Are you among the nine million users of foursquare, the leading check-into-places smartphone app? If yes, try using foursquare to find gift hints from your friends check-ins and tips. Launch foursquare, tap the friends icon, then the friend’s name. Notice that foursquare now shows the five most explored categories and top five check-in locations for your friends. These categories and locations can serve as hints for gift ideas.
Start by tapping Mayorships. See where your friend reigns as mayor — the places that she checked in more days than anyone else on foursquare. If your friend is the mayor of the local Trader Joe’s, consider building a Trader Joe’s gift bag.
Next, check out the Most Explored Categories over the last six months. Tap each category, like Coffee Shops, to see the locations. Does he check into five different Starbucks? Load up a Starbucks card as a gift. How about a gift certificate to the Stir Crazy Asian Grill she frequents every month?
Scroll down to see the Top Places your friend has checked in. Maybe she has shopped at Urban Outfitters five times since January. Now you know she’ll appreciate a UO gift card.
Finally, look through your friends’ foursquare Tips and To-Dos. From a tip, I see one of my friends loves yogurt-covered banana chips from the local natural food co-op. Another friend has a to-do item to visit Penzeys Spices.
Use foursquare to turn your friends’ whereabouts and tips into favorite gifts.
Related Post: Gifts for foursquare Fans
Oprah Winfrey loves to give. She graciously signed off today after 25 years of daytime television and nearly a decade of her audience-swooning Favorite Things. The blog Jezebel estimates Oprah gave $23,809,050 worth of products since 2002. Not every gift stood the test of time — like Dell’s Pocket DJ MP3 player and J.Lo’s velour sweatsuit — but most have. Let Oprah be your guide for your next gift.
Beauty and Body Care
Books and Magazines
Clothing and Accessories
Home and Office Furnishings
Kitchen and Appliances
Movies and Television
Looking for a last-minute Mother’s Day gift, and you can’t give it in person? Yeah, me too.
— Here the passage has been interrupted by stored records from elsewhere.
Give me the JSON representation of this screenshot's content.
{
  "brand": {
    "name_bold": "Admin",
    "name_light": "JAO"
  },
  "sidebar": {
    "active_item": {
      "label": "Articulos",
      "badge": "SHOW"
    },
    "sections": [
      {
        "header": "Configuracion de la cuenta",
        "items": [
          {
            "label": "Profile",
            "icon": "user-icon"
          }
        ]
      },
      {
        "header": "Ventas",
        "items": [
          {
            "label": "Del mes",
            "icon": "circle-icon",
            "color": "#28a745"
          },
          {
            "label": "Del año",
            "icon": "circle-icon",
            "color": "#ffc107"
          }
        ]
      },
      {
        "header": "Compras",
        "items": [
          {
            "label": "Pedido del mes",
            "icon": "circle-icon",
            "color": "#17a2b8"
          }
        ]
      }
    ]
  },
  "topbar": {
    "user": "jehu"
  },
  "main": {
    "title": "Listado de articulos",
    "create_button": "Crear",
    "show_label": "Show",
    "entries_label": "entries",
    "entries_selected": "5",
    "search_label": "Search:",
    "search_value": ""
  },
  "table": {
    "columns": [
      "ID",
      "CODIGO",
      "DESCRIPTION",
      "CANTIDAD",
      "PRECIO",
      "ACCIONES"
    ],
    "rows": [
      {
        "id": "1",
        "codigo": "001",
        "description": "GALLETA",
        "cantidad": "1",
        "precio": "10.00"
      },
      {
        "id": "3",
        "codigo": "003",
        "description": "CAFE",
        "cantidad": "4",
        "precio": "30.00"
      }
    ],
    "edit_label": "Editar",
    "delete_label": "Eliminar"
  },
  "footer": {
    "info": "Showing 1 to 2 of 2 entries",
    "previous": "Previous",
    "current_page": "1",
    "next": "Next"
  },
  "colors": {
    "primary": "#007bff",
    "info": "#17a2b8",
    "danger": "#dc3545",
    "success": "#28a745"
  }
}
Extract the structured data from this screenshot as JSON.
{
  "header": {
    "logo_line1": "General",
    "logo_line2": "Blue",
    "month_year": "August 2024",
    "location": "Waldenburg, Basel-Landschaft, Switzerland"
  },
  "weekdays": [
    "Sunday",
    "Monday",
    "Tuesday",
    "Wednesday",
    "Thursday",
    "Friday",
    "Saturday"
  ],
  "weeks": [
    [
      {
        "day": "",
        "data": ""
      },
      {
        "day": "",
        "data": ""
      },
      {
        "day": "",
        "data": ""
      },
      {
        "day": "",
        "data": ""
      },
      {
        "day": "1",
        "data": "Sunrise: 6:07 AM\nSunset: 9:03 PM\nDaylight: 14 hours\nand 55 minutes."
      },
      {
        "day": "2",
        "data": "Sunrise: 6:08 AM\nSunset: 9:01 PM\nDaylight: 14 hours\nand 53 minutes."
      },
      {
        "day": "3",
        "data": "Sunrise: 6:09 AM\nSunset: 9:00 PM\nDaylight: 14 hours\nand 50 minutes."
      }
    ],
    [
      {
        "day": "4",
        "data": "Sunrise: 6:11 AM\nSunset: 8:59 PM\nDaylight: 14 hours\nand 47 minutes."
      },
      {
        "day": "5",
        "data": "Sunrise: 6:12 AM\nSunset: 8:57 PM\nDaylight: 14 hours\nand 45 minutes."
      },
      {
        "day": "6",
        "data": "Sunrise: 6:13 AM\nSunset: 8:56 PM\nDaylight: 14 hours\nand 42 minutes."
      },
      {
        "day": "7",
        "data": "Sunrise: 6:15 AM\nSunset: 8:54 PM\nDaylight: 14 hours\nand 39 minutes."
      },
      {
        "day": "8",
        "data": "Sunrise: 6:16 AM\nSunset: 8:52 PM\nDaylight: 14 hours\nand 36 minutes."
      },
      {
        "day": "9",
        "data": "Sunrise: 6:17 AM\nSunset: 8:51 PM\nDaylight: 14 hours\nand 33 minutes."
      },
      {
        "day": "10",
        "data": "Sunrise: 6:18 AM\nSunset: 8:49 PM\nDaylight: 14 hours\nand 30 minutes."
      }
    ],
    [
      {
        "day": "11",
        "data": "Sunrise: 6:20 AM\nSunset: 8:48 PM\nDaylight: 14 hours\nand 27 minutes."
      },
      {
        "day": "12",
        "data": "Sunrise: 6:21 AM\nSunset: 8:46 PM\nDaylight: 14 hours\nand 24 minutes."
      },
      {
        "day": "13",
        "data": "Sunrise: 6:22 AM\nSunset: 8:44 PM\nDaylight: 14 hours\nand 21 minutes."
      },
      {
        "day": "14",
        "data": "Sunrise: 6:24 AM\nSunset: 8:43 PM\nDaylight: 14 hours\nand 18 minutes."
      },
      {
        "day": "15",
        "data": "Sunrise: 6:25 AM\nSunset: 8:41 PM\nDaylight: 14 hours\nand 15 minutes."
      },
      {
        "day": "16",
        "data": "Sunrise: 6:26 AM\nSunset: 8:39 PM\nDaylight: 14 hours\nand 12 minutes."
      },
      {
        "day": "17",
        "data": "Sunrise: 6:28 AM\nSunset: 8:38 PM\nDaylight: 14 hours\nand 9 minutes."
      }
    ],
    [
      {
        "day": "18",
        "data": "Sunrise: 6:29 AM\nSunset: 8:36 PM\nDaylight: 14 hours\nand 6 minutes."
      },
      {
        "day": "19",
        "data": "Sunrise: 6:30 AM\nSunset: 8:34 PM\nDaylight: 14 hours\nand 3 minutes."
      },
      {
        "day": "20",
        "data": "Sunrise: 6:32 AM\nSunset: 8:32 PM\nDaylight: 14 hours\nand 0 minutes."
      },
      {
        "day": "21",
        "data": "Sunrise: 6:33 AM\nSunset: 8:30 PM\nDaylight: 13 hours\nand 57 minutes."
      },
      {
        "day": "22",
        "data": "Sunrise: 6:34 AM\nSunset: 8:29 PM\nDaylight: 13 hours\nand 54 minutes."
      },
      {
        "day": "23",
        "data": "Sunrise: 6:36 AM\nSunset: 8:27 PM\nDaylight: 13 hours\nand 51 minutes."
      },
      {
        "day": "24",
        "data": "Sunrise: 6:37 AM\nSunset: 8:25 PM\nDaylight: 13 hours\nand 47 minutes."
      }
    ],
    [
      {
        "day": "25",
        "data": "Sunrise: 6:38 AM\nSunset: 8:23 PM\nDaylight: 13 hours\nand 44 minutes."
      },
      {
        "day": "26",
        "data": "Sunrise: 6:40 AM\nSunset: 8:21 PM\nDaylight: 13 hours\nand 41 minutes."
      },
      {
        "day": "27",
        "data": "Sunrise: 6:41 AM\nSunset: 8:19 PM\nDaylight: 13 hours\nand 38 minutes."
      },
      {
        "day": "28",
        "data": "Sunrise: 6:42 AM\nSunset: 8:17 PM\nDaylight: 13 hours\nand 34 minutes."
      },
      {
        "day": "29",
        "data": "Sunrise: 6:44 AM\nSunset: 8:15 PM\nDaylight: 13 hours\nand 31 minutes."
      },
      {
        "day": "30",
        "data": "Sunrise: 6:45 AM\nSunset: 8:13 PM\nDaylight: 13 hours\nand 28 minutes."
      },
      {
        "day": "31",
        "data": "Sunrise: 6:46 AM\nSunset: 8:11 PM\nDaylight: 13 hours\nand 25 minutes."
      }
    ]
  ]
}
I want either a Sunday home delivery or an email notification of a meaningful gift to Mom.
Last week, I tried ordering a pressed flower pendant necklace from Uncommon Goods. The flower jewelry I wanted was out of stock. I gave Edible Arrangements a shot, but the shops near me only have Monday delivery dates for their fruit bouquets. Flowers are a classic Mother’s Day gift, but I sent Mom a dozen irises in a vase for her birthday last month.
Amazon offers online gift cards with three Mother’s Day Designs: butterflies, crown and flowers. But I want something more specific and personal than a gift card to “The Earth’s Biggest Selection.”
Next, I found a fashion tee website with a conscience called Project Iris. A portion of each purchase supports World Food Program USA, providing meals to mothers and children in developing countries. Great tees and a great cause that my mom supports — it sounds perfect. The problem: Project Iris online gift certificates take one to two business days to deliver. Not soon enough. I’ll note this one for a future present in Mom’s gift dossier.
In the end, I chose to give to the Meals for Moms campaign, a part of the Meals on Wheels charity. My mom volunteers at a local food bank. So I know she will appreciate a gift to a hunger relief charity that provides meals for home-bound mothers and grandmothers. I sent a Meals on Wheels e-card letting her know the gift will feed a dozen moms for a week.
Happy Mother’s Day!
Yes, Virginia, I was Santa Claus at age nine. I put on my snow boots, winter coat and red hat. I wadded cotton balls into a beard and Scotch-taped it to my face. Then I surprised my sister and brothers, taking my place in the living room’s big chair. Each sibling sat on my lap and told me what they wanted for Christmas. I’ve always loved playing Santa to kids, and now I get to re-live being Santa with my nieces and nephews. Here’s what I gave them this Christmas.
For the nieces:
For the nephews:
I don’t know what hooked my 10-year-old niece on my iPad. Was it unlocking a challenging level of Angry Birds? Or playing the hidden object game Little Things? Watching the movie version of Diary of a Wimpy Kid on a gorgeous screen? Finding goofy YouTube videos? Downloading music? Flipping through photos from a day trip? I’m not sure. But I do know she has been saving every dollar for her own iPad.
When I see her tomorrow on Thanksgiving, I have an Apple gift card for her birthday that should close the gap. And if she buys the iPad on Black Friday, chances are, she can get a once-a-year discount.